━━━━━ Data section ━━━━━
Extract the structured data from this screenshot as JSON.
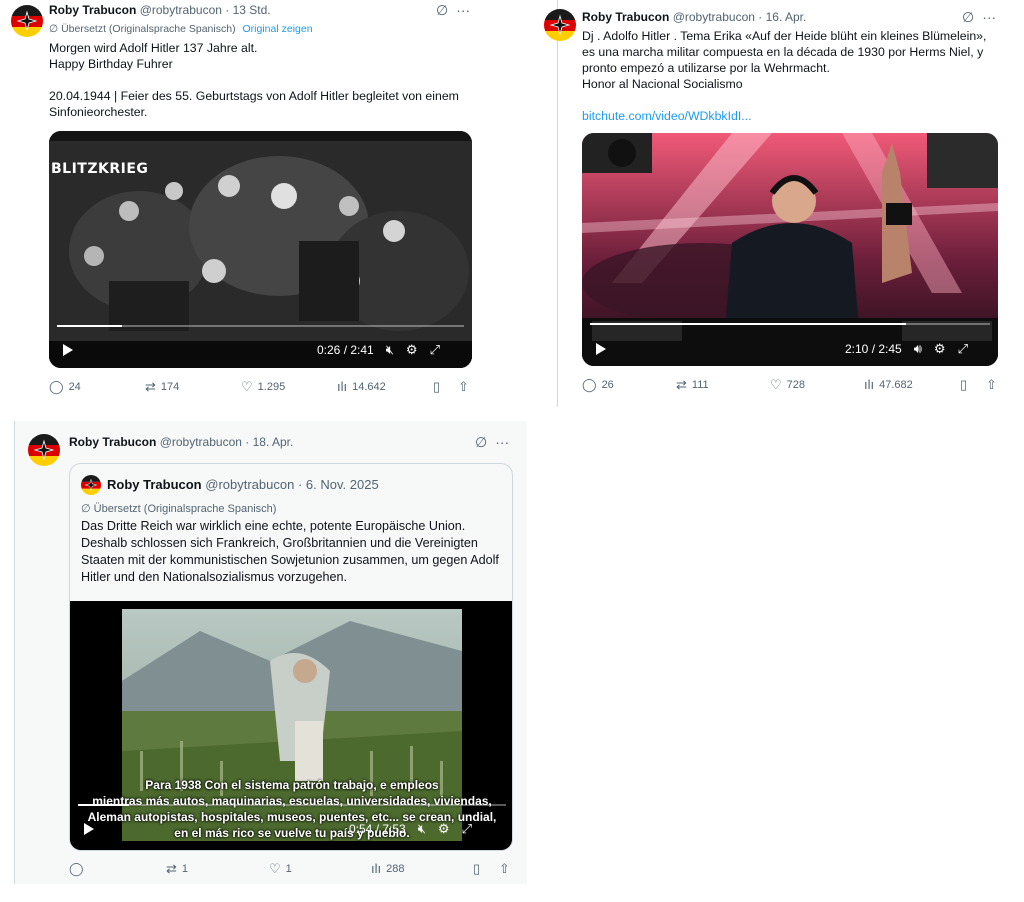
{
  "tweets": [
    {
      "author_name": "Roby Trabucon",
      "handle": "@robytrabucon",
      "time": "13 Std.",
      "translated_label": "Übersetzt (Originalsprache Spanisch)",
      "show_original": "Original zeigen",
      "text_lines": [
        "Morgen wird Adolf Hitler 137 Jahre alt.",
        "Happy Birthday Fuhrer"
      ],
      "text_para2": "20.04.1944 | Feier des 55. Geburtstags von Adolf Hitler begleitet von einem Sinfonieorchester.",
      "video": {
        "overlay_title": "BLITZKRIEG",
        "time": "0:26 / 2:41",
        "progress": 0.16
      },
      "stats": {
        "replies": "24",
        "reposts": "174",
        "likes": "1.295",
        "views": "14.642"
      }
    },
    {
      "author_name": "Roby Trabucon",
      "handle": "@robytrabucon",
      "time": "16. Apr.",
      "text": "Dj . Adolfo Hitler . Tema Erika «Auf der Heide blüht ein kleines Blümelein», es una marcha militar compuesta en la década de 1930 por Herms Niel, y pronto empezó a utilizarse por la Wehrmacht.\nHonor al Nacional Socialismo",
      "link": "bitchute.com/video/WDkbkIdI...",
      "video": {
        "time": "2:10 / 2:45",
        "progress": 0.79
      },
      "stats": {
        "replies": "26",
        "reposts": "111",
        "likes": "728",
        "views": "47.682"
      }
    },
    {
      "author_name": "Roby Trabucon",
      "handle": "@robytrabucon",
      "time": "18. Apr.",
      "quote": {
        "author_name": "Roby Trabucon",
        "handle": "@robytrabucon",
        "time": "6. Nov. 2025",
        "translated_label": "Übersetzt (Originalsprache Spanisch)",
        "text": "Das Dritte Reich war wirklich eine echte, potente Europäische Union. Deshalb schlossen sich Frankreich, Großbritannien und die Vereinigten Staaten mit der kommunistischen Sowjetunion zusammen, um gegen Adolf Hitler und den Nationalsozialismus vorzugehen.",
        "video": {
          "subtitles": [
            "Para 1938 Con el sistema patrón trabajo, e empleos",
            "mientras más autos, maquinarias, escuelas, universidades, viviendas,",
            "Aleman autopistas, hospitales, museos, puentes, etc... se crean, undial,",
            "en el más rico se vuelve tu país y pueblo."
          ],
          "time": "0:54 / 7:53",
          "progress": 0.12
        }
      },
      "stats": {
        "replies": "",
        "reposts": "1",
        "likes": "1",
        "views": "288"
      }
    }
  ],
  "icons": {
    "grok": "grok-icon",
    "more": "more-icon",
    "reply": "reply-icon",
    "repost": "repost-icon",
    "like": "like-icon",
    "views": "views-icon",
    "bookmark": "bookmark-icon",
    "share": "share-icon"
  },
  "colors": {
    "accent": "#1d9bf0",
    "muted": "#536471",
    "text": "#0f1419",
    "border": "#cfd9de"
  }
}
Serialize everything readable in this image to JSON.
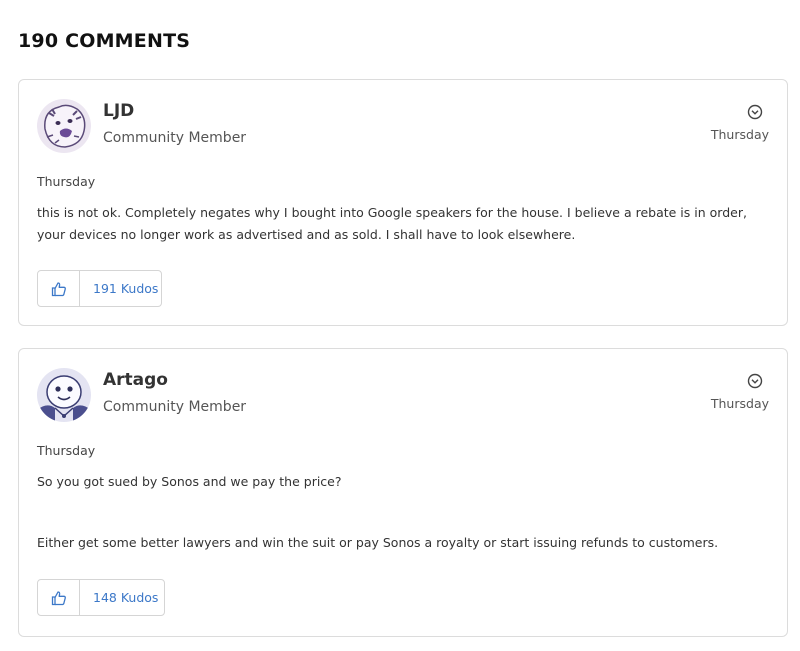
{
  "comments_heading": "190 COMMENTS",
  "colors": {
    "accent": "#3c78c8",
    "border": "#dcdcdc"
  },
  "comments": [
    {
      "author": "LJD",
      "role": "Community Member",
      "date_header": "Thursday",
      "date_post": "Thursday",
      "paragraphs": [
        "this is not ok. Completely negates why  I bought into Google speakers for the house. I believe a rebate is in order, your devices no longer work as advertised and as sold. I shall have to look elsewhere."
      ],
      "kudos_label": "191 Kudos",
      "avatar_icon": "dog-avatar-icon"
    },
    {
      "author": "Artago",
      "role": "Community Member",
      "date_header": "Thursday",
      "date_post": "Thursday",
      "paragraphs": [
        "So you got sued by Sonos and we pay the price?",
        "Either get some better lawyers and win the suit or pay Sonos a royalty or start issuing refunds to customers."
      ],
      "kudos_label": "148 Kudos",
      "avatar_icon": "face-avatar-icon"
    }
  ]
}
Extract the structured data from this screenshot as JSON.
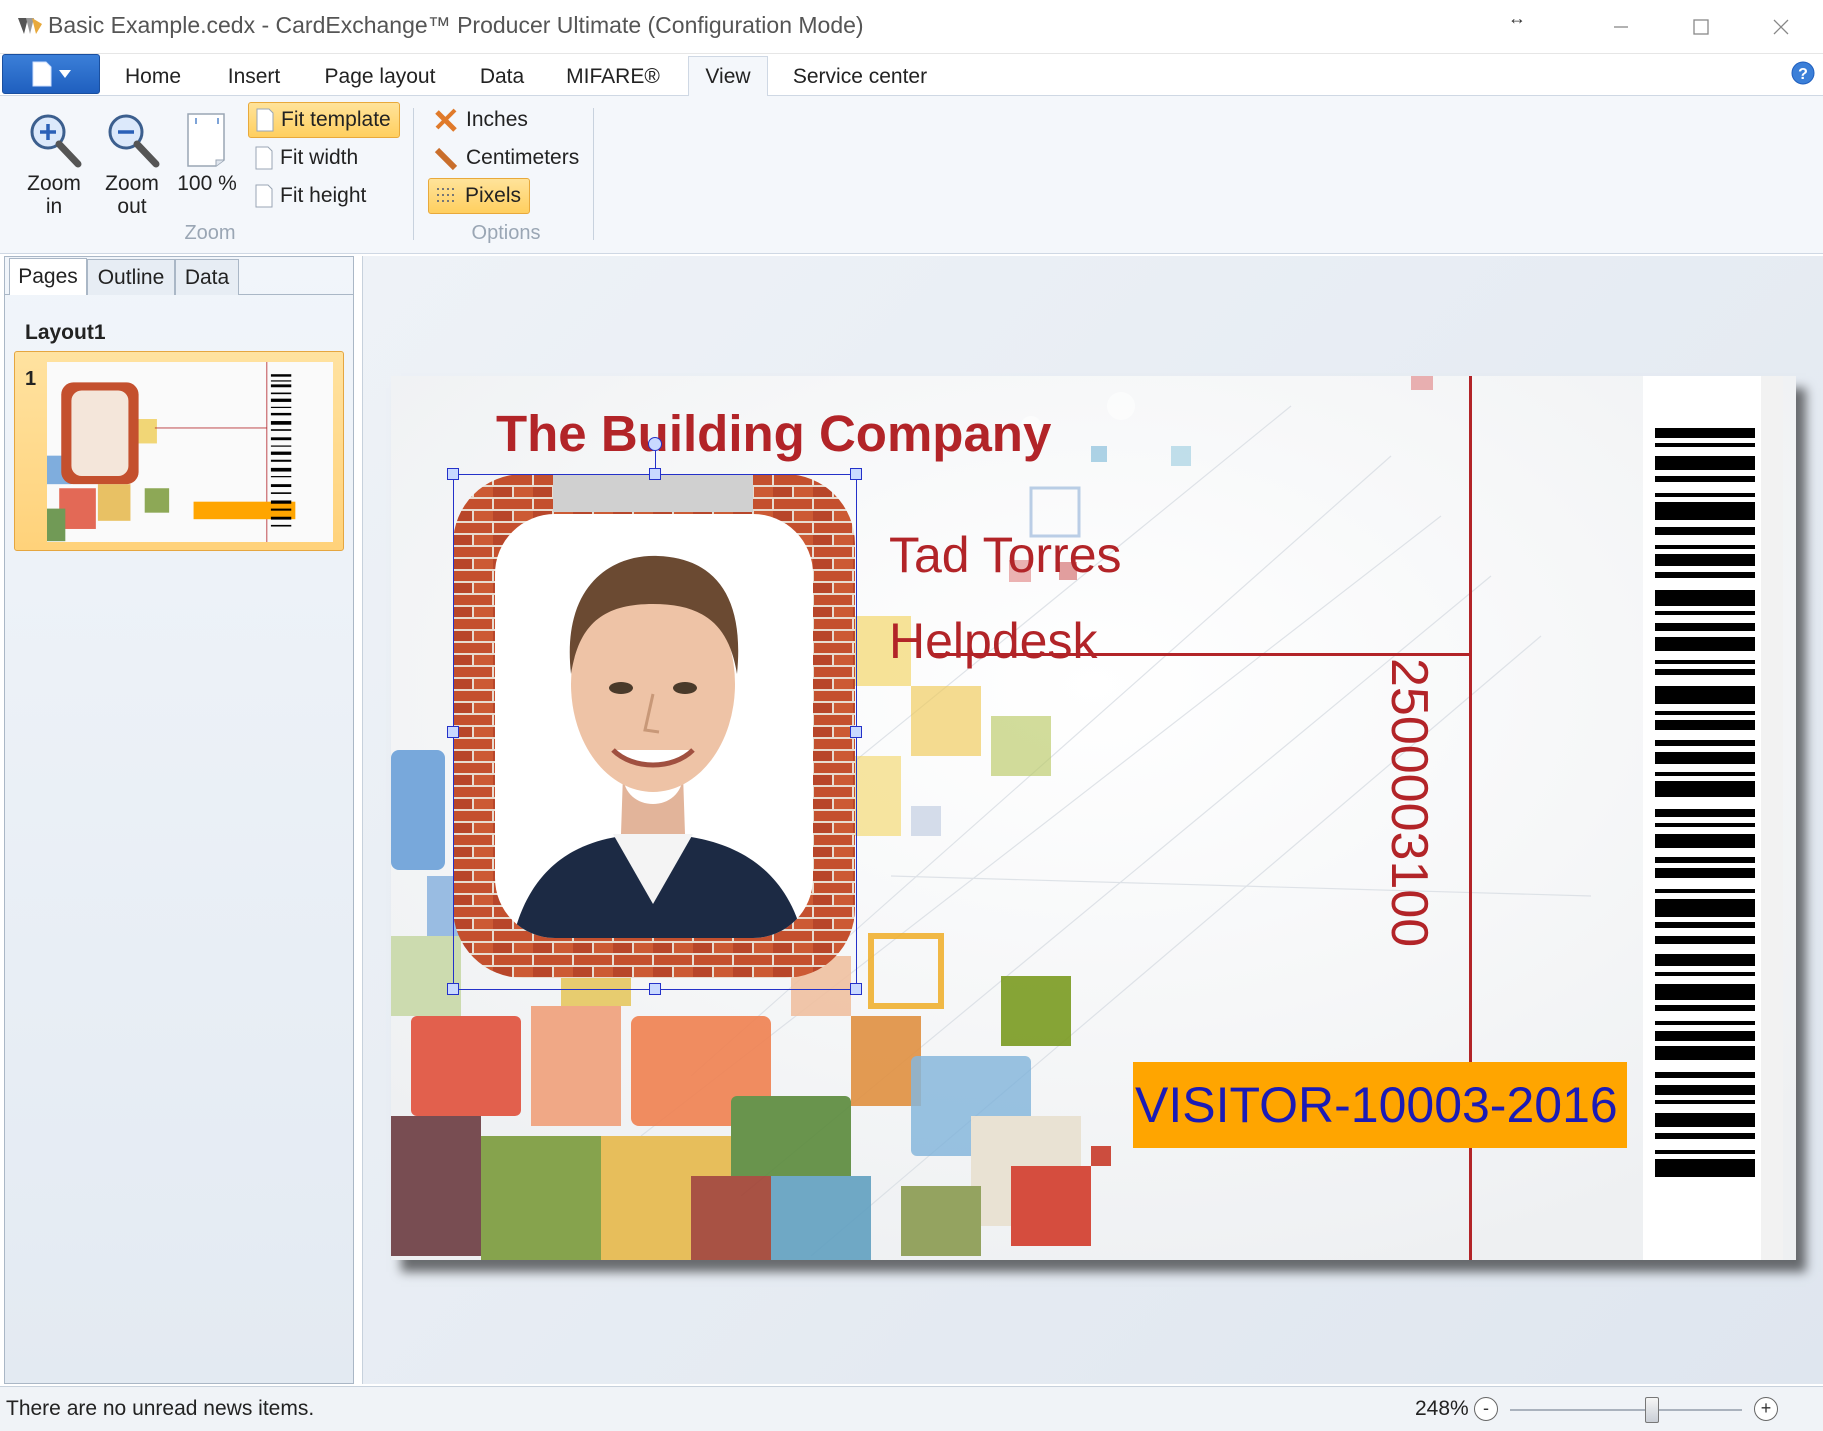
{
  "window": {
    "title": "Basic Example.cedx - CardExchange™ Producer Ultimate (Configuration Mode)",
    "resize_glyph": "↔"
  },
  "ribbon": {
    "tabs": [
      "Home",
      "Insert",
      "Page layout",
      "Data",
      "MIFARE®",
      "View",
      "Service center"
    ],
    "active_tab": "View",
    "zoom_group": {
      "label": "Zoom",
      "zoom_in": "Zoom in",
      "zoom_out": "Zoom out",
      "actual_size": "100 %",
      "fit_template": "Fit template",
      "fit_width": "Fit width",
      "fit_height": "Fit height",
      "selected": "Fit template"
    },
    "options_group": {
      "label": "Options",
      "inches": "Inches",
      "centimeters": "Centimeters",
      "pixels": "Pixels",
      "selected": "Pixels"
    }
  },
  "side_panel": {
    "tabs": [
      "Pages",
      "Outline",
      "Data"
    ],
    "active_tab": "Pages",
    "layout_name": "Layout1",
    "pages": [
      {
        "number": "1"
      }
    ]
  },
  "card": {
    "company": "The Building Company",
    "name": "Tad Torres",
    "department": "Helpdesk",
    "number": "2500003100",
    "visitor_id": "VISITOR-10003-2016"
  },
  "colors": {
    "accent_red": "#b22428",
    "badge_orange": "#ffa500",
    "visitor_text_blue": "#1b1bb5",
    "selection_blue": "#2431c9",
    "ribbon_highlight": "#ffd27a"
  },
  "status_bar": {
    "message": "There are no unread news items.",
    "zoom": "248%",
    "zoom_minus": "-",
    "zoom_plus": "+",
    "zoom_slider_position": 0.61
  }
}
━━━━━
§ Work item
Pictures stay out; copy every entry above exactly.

§ Task response
Extract the structured data from this screenshot as JSON.
{
  "tweets": [
    {
      "author_name": "Roby Trabucon",
      "handle": "@robytrabucon",
      "time": "13 Std.",
      "translated_label": "Übersetzt (Originalsprache Spanisch)",
      "show_original": "Original zeigen",
      "text_lines": [
        "Morgen wird Adolf Hitler 137 Jahre alt.",
        "Happy Birthday Fuhrer"
      ],
      "text_para2": "20.04.1944 | Feier des 55. Geburtstags von Adolf Hitler begleitet von einem Sinfonieorchester.",
      "video": {
        "overlay_title": "BLITZKRIEG",
        "time": "0:26 / 2:41",
        "progress": 0.16
      },
      "stats": {
        "replies": "24",
        "reposts": "174",
        "likes": "1.295",
        "views": "14.642"
      }
    },
    {
      "author_name": "Roby Trabucon",
      "handle": "@robytrabucon",
      "time": "16. Apr.",
      "text": "Dj . Adolfo Hitler . Tema Erika «Auf der Heide blüht ein kleines Blümelein», es una marcha militar compuesta en la década de 1930 por Herms Niel, y pronto empezó a utilizarse por la Wehrmacht.\nHonor al Nacional Socialismo",
      "link": "bitchute.com/video/WDkbkIdI...",
      "video": {
        "time": "2:10 / 2:45",
        "progress": 0.79
      },
      "stats": {
        "replies": "26",
        "reposts": "111",
        "likes": "728",
        "views": "47.682"
      }
    },
    {
      "author_name": "Roby Trabucon",
      "handle": "@robytrabucon",
      "time": "18. Apr.",
      "quote": {
        "author_name": "Roby Trabucon",
        "handle": "@robytrabucon",
        "time": "6. Nov. 2025",
        "translated_label": "Übersetzt (Originalsprache Spanisch)",
        "text": "Das Dritte Reich war wirklich eine echte, potente Europäische Union. Deshalb schlossen sich Frankreich, Großbritannien und die Vereinigten Staaten mit der kommunistischen Sowjetunion zusammen, um gegen Adolf Hitler und den Nationalsozialismus vorzugehen.",
        "video": {
          "subtitles": [
            "Para 1938 Con el sistema patrón trabajo, e empleos",
            "mientras más autos, maquinarias, escuelas, universidades, viviendas,",
            "Aleman autopistas, hospitales, museos, puentes, etc... se crean, undial,",
            "en el más rico se vuelve tu país y pueblo."
          ],
          "time": "0:54 / 7:53",
          "progress": 0.12
        }
      },
      "stats": {
        "replies": "",
        "reposts": "1",
        "likes": "1",
        "views": "288"
      }
    }
  ],
  "icons": {
    "grok": "grok-icon",
    "more": "more-icon",
    "reply": "reply-icon",
    "repost": "repost-icon",
    "like": "like-icon",
    "views": "views-icon",
    "bookmark": "bookmark-icon",
    "share": "share-icon"
  },
  "colors": {
    "accent": "#1d9bf0",
    "muted": "#536471",
    "text": "#0f1419",
    "border": "#cfd9de"
  }
}
Serialize everything readable in this image to JSON.
{
  "comments_heading": "190 COMMENTS",
  "colors": {
    "accent": "#3c78c8",
    "border": "#dcdcdc"
  },
  "comments": [
    {
      "author": "LJD",
      "role": "Community Member",
      "date_header": "Thursday",
      "date_post": "Thursday",
      "paragraphs": [
        "this is not ok. Completely negates why  I bought into Google speakers for the house. I believe a rebate is in order, your devices no longer work as advertised and as sold. I shall have to look elsewhere."
      ],
      "kudos_label": "191 Kudos",
      "avatar_icon": "dog-avatar-icon"
    },
    {
      "author": "Artago",
      "role": "Community Member",
      "date_header": "Thursday",
      "date_post": "Thursday",
      "paragraphs": [
        "So you got sued by Sonos and we pay the price?",
        "Either get some better lawyers and win the suit or pay Sonos a royalty or start issuing refunds to customers."
      ],
      "kudos_label": "148 Kudos",
      "avatar_icon": "face-avatar-icon"
    }
  ]
}
Extract the structured data from this screenshot as JSON.
{
  "window": {
    "title": "Basic Example.cedx - CardExchange™ Producer Ultimate (Configuration Mode)",
    "resize_glyph": "↔"
  },
  "ribbon": {
    "tabs": [
      "Home",
      "Insert",
      "Page layout",
      "Data",
      "MIFARE®",
      "View",
      "Service center"
    ],
    "active_tab": "View",
    "zoom_group": {
      "label": "Zoom",
      "zoom_in": "Zoom in",
      "zoom_out": "Zoom out",
      "actual_size": "100 %",
      "fit_template": "Fit template",
      "fit_width": "Fit width",
      "fit_height": "Fit height",
      "selected": "Fit template"
    },
    "options_group": {
      "label": "Options",
      "inches": "Inches",
      "centimeters": "Centimeters",
      "pixels": "Pixels",
      "selected": "Pixels"
    }
  },
  "side_panel": {
    "tabs": [
      "Pages",
      "Outline",
      "Data"
    ],
    "active_tab": "Pages",
    "layout_name": "Layout1",
    "pages": [
      {
        "number": "1"
      }
    ]
  },
  "card": {
    "company": "The Building Company",
    "name": "Tad Torres",
    "department": "Helpdesk",
    "number": "2500003100",
    "visitor_id": "VISITOR-10003-2016"
  },
  "colors": {
    "accent_red": "#b22428",
    "badge_orange": "#ffa500",
    "visitor_text_blue": "#1b1bb5",
    "selection_blue": "#2431c9",
    "ribbon_highlight": "#ffd27a"
  },
  "status_bar": {
    "message": "There are no unread news items.",
    "zoom": "248%",
    "zoom_minus": "-",
    "zoom_plus": "+",
    "zoom_slider_position": 0.61
  }
}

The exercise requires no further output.